Jamie Oliver, the celebrity chef who created a reality television series to transform the quality of Britain's school food, yesterday opened the country's first specialist training kitchen for dinner ladies.
The chef said it was time to "radically retrain" school cooks in an attempt to raise nutritional standards and improve pupils' health.
The training kitchen in Braintree, Essex, has been launched by Jeanette Orrey, author of The Dinner Lady and a former school cook who worked with Oliver on his TV series Jamie's School Dinners, which revealed the poor quality of much of the food being served to pupils south of the Border.
The programme led to Ruth Kelly, the Education Secretary, announcing a £280 million funding package aimed at improving school meals in England and Wales.
Yesterday, Oliver warned that hundreds of millions of pounds still needed to be invested and doubted whether the government was willing to come up with the cash.
He said: "To make radical changes, you need to radically retrain the dinner ladies and to pay for their extra hours.

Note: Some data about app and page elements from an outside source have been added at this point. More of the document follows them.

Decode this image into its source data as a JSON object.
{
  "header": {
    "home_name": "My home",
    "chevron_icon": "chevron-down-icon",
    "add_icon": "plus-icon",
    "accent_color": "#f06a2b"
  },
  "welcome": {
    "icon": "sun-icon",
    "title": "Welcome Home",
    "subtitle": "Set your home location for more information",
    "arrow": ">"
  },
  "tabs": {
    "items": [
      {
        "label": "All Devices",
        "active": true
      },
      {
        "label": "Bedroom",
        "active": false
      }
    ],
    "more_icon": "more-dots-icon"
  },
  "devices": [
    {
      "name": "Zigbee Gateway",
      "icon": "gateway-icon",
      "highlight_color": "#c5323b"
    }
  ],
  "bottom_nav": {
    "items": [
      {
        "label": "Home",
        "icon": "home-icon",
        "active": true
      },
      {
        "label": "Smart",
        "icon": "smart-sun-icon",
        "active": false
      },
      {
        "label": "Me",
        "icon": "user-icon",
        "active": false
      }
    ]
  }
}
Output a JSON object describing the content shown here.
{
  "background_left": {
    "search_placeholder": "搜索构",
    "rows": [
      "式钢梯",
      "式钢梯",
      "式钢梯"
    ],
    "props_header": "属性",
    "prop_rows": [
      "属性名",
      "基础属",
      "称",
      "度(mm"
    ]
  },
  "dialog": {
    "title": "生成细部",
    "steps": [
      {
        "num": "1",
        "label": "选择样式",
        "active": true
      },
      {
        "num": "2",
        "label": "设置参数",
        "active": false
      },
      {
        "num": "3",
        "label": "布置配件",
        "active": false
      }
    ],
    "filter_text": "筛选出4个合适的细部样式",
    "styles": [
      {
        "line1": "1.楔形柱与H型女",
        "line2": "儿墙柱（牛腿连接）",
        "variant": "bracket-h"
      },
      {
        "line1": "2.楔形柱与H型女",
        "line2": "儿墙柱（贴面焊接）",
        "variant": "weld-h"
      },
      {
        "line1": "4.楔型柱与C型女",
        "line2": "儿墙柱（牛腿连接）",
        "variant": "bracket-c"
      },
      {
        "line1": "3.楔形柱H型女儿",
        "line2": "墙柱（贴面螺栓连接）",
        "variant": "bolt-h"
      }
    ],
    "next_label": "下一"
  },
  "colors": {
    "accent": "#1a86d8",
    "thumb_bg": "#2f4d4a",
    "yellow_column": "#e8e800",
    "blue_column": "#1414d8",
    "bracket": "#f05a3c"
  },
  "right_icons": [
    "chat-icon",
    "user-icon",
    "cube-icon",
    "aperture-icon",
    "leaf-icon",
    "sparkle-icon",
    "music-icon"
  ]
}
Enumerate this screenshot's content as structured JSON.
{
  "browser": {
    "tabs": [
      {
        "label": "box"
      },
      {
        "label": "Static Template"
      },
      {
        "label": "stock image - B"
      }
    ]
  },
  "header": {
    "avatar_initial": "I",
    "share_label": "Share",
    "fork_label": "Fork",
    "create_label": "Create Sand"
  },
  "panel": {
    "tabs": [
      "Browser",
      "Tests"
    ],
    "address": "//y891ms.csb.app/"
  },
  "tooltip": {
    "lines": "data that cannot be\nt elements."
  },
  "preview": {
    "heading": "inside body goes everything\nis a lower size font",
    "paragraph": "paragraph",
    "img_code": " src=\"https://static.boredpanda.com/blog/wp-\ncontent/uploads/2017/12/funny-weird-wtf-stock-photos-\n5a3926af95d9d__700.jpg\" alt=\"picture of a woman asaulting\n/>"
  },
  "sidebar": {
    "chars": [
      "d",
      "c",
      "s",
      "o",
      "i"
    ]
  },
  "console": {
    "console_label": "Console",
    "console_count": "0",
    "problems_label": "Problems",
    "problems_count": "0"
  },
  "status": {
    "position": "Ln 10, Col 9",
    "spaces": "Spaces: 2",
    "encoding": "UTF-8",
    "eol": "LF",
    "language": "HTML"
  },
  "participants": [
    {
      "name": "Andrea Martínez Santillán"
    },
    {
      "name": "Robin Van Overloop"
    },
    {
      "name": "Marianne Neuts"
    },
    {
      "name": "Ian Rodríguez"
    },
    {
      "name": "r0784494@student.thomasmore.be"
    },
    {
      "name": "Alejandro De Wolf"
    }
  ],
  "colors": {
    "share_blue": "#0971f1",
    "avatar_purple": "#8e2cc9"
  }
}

I still don't believe that is going to happen."
In Scotland, ministers have ploughed millions into a Hungry for Success initiative, aimed at improving school food.
Copyright Speakers Corner 2016